“The message is pretty clear from the field – no connection with Senate Bill 191 whatsoever,” observed compact member Michael Clough, superintendent of the Sheridan schools. (SB 10-191 is the law that created the new annual evaluation standards being rolled out statewide this year.)

Groups like the Colorado Education Association, Colorado Association of School Boards and Colorado Association of School Executives are among those concerned about such a linkage because their members feel the new evaluation system is untested and wasn’t designed to be used for licensing decisions.

“There are plenty of parts of this [document] that I don’t like either,” Johnston said. “We’re at the stage now where it gets passed to Millie and me.”

Details on three proposed licenses

The suggested new system outlined in the compact’s document would include three types of licenses – initial, professional and master. Here are the details:

Initial – A prospective teacher could earn this license by completing a university teacher preparation program, a teacher residency program or an approved alternative prep program. The proposal also would create a fourth pathway, called “alternative 2,” under which a candidate for a “hard to staff” or rural teaching job could get a license with a bachelor’s degree, a background check and passage of a test or other demonstration of content knowledge. Such a license would be good for three years. Some compact members are uncomfortable with the alternative 2 idea.

Professional – A teacher with an initial license could advance to professional by successfully completing three years of professional development as directed by the teacher’s evaluations or by a passing score on the new edTPA test. (See this EdWeek article for more details on that test.)

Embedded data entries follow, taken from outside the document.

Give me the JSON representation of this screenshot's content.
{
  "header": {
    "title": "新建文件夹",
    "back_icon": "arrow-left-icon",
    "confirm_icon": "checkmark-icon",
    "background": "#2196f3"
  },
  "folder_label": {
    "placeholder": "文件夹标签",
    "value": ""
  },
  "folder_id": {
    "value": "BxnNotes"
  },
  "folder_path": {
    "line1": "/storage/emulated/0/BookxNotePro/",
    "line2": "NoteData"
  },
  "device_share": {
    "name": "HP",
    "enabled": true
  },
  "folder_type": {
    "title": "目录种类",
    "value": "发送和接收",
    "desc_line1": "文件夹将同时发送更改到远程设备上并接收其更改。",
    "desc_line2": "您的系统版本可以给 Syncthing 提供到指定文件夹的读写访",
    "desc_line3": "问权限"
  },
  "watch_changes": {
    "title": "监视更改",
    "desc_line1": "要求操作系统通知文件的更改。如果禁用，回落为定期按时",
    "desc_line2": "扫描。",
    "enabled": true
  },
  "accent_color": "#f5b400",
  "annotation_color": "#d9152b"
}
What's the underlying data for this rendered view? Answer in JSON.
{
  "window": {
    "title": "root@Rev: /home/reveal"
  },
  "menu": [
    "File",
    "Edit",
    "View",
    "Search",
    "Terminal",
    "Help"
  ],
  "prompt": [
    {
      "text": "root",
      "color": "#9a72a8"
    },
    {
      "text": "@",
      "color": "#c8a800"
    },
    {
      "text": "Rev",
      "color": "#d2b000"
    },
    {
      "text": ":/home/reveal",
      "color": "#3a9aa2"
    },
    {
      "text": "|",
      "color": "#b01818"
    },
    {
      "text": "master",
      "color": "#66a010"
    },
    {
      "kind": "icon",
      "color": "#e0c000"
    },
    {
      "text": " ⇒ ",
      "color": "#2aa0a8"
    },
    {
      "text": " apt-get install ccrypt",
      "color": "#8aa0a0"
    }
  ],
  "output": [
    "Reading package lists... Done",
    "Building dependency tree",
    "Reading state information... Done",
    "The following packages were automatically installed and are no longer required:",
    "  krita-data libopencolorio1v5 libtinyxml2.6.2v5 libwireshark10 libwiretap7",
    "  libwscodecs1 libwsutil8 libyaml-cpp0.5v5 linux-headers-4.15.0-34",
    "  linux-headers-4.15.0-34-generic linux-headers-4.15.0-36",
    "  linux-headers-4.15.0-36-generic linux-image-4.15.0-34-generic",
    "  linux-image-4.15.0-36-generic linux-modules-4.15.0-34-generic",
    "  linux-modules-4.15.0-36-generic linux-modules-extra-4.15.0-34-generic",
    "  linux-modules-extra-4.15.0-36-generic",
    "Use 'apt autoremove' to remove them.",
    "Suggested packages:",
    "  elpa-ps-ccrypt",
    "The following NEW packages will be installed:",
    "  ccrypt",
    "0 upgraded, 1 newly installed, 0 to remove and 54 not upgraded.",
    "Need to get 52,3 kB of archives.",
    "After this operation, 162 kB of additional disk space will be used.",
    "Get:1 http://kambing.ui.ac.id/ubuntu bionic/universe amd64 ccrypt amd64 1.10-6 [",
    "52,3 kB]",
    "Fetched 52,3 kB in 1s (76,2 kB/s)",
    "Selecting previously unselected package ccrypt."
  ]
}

Master – This new license would be optional. A teacher could earn it by having three years of “highly effective” ratings under the SB 10-191 system or by having three years of “effective ratings” and passing the edTPA test or becoming a nationally board certified teacher. Becoming a master teacher would make a person eligible for various career opportunities such as becoming a mentor teacher.

In no case would evaluations be used for license revocation.

The current state system includes emergency, initial and professional licenses, with different qualifications.

The group also was polled on several less-detailed proposals related to teacher preparation programs, professional development, data gathering and other issues.

Tuesday’s final compact session produced a brief surprise, supplied by former Democratic Sen. Evie Hudak of Westminster, a compact member who recently resigned her seat to avoid a recall.

Hudak wondered why the group wasn’t discussing the issue of charter school teachers, who don’t necessarily have to be licensed.

“Either you believe licensure is important for quality or you don’t,” she said.

“This is obviously a new issue,” said facilitator Janesse Brewer, looking a bit taken aback.

“I always appreciate the senator raising questions like that,” Hamner said calmly. “I’m not sure if I want to reopen charter school law.”

That ended that discussion.